• **WORK TO COMPLETE**
Lines from the entries below that hold "Tube" form the answer; copy all of them.

• **EXCERPTED DATA**

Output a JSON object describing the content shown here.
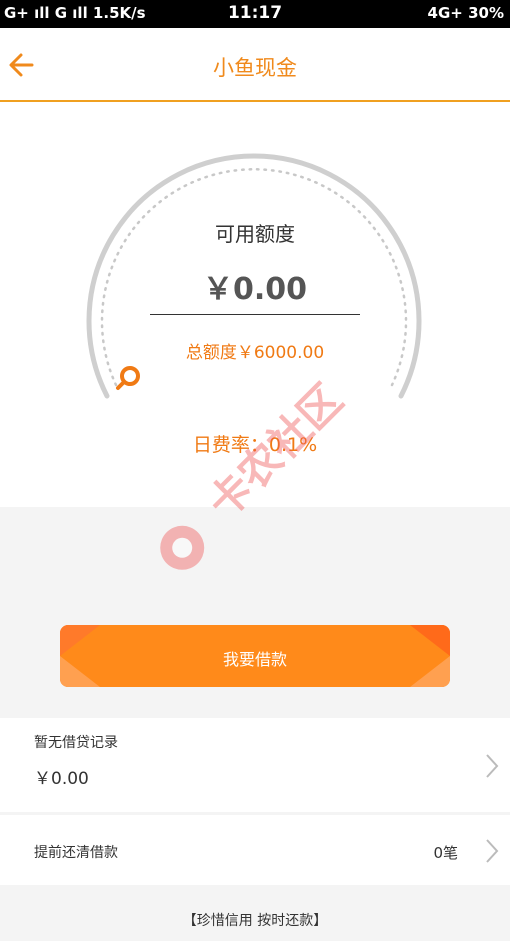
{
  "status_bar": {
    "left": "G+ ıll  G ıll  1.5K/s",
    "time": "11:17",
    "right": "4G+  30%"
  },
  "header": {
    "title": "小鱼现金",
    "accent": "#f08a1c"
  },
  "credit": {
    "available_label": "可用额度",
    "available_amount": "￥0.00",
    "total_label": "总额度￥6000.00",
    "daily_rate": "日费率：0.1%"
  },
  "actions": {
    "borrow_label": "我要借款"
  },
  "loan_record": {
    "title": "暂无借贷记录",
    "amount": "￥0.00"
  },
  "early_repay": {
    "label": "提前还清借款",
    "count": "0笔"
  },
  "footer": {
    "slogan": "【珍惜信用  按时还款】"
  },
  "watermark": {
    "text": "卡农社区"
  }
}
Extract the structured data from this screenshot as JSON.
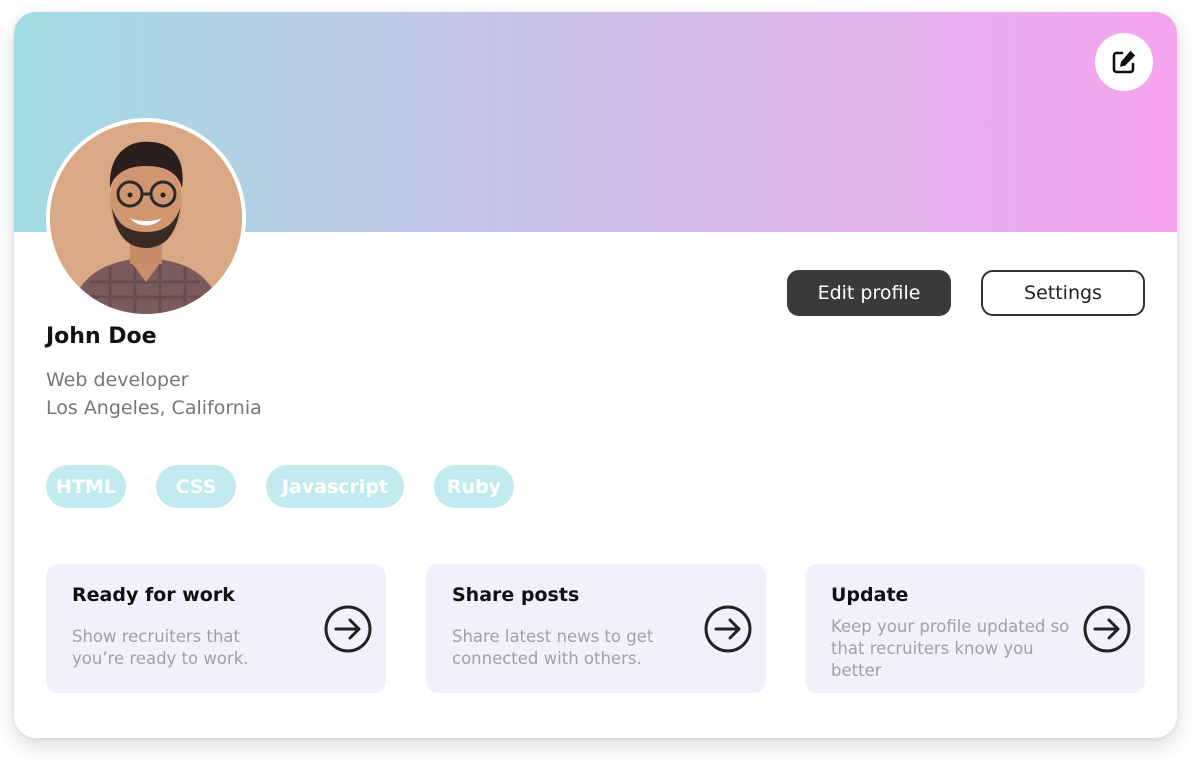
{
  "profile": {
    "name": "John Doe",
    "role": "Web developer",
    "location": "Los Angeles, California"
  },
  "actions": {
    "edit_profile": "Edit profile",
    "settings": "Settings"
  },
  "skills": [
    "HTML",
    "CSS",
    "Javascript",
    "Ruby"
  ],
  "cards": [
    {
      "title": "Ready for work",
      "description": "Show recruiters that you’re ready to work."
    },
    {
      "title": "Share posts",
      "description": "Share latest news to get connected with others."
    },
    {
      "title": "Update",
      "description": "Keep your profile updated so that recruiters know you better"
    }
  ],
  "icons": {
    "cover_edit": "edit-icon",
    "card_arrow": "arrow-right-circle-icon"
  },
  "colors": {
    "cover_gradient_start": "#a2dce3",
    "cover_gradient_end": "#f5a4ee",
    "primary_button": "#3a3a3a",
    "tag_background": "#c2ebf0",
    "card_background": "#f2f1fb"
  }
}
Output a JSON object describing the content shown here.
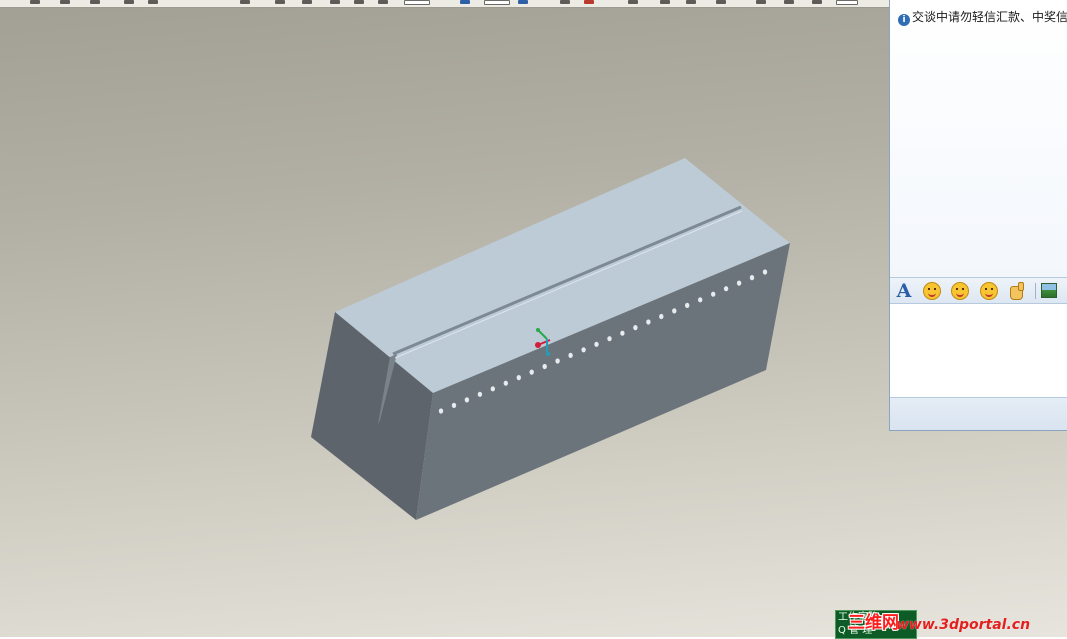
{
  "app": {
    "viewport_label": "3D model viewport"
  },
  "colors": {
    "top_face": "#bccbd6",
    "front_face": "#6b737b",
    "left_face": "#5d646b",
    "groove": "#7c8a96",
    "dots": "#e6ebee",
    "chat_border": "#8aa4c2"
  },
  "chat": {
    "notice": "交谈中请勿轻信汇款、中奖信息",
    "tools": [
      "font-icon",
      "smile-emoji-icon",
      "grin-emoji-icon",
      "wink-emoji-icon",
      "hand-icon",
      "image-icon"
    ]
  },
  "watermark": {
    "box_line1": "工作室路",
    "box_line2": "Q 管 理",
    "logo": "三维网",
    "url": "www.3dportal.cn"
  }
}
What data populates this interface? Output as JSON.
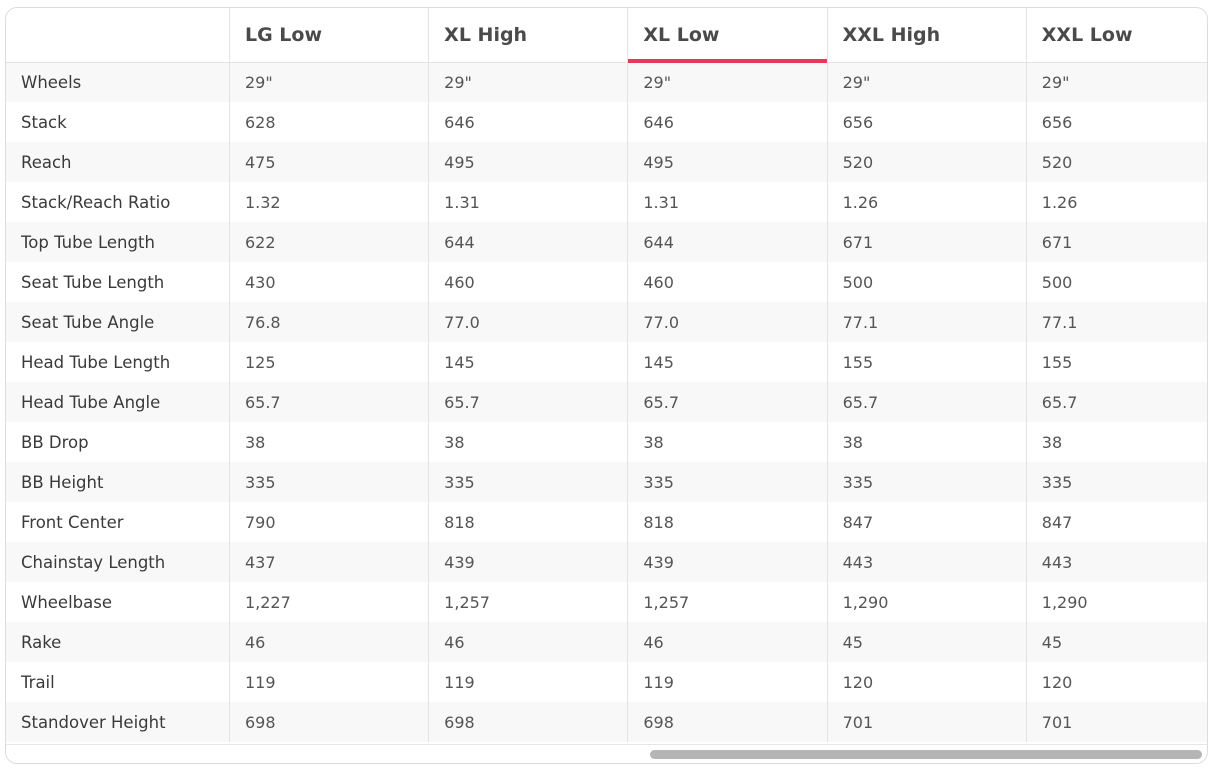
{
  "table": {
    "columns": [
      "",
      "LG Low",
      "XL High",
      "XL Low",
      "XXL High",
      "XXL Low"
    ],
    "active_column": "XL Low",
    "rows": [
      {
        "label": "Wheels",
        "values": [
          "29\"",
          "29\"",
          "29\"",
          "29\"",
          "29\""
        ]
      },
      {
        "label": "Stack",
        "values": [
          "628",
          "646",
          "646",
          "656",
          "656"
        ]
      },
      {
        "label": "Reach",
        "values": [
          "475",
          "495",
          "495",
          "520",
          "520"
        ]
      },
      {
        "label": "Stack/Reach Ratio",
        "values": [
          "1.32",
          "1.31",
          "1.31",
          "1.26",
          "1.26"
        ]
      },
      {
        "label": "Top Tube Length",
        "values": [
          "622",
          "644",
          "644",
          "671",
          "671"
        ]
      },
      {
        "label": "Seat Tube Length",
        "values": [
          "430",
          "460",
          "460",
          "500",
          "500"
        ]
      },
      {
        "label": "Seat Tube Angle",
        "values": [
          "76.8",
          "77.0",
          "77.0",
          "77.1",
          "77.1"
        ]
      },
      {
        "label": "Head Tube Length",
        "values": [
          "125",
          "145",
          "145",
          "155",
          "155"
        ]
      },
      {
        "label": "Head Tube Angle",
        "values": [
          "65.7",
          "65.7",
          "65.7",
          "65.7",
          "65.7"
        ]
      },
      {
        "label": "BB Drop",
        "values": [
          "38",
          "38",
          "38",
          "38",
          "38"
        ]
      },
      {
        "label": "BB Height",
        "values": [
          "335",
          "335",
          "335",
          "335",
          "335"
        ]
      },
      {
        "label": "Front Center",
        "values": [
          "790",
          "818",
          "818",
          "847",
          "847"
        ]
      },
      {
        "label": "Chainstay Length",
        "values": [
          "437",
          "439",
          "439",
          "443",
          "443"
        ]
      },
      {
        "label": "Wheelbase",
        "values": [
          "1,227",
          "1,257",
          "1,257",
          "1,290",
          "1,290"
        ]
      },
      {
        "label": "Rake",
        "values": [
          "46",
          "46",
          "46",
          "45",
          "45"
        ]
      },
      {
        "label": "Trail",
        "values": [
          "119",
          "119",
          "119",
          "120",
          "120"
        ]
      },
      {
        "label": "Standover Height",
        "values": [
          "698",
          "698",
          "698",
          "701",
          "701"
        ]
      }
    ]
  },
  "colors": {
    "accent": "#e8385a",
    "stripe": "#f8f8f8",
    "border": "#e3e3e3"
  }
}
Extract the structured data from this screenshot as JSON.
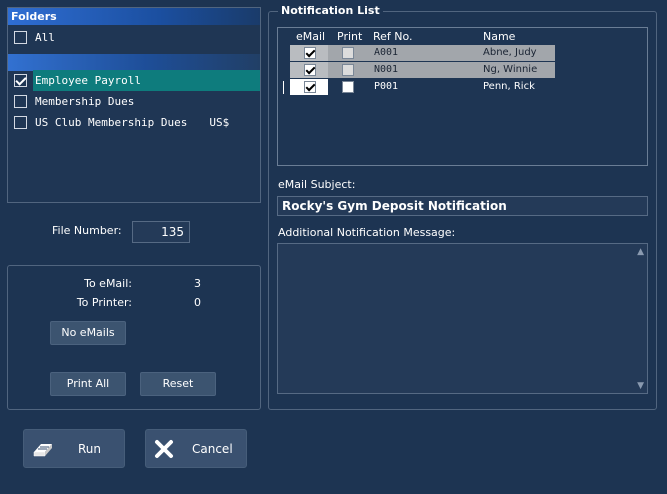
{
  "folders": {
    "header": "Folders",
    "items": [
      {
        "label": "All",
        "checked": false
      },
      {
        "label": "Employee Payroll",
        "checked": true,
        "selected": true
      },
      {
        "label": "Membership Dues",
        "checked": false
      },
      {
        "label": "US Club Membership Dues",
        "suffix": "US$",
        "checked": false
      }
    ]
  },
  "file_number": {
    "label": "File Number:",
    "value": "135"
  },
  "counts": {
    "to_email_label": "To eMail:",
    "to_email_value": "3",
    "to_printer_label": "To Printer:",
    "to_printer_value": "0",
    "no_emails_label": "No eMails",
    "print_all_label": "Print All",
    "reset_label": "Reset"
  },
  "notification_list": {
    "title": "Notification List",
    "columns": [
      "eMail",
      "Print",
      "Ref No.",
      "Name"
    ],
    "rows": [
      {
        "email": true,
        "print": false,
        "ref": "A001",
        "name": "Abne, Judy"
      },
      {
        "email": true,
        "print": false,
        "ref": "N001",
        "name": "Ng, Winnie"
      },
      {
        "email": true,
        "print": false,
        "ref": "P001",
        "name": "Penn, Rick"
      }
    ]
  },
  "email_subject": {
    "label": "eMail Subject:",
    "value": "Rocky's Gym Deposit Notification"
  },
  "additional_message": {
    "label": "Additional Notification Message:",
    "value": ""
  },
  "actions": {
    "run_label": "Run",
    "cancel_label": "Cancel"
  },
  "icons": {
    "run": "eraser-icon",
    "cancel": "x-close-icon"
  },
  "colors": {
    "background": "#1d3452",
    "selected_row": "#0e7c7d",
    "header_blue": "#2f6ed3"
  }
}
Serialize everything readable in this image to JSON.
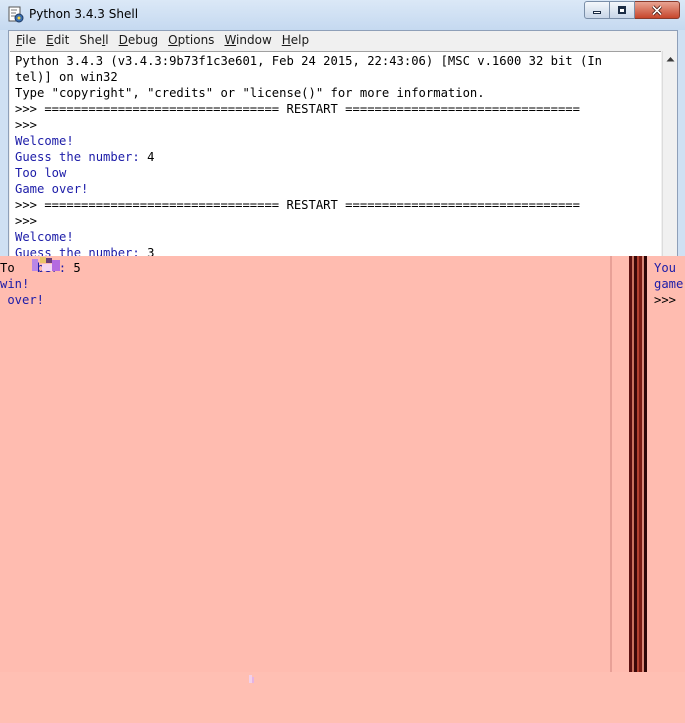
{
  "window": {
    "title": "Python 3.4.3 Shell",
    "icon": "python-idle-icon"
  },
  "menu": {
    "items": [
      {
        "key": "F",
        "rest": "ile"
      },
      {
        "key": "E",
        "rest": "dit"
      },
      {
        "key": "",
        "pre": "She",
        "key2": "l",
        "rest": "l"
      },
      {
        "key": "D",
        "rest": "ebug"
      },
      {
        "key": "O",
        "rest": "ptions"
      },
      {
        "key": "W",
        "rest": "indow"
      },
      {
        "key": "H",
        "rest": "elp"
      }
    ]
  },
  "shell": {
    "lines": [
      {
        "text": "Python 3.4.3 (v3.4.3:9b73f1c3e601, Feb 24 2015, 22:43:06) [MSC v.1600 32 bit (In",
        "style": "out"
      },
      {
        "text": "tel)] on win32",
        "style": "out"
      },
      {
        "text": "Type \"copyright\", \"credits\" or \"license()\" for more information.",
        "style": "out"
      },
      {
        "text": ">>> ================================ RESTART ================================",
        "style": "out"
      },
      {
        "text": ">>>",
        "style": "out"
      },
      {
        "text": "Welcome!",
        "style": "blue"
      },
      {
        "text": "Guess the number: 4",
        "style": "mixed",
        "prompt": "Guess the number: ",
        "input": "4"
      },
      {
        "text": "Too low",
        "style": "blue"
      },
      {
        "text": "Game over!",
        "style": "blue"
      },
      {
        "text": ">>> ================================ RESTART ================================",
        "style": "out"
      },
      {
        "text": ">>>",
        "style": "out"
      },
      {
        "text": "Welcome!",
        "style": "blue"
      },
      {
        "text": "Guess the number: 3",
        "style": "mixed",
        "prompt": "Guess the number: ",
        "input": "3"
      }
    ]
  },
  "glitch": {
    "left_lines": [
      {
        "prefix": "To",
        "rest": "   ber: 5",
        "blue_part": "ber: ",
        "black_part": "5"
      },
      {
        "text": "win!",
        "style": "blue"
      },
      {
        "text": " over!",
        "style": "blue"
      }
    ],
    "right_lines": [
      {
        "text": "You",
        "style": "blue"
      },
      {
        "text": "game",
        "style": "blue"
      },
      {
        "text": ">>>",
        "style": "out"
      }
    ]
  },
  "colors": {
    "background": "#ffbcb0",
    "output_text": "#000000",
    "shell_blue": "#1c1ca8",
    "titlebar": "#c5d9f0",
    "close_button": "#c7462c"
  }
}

• **TASK ANSWER**
        "label": "Top Tube Length",
        "label": "Seat Tube Length",
        "label": "Seat Tube Angle",
        "label": "Head Tube Length",
        "label": "Head Tube Angle",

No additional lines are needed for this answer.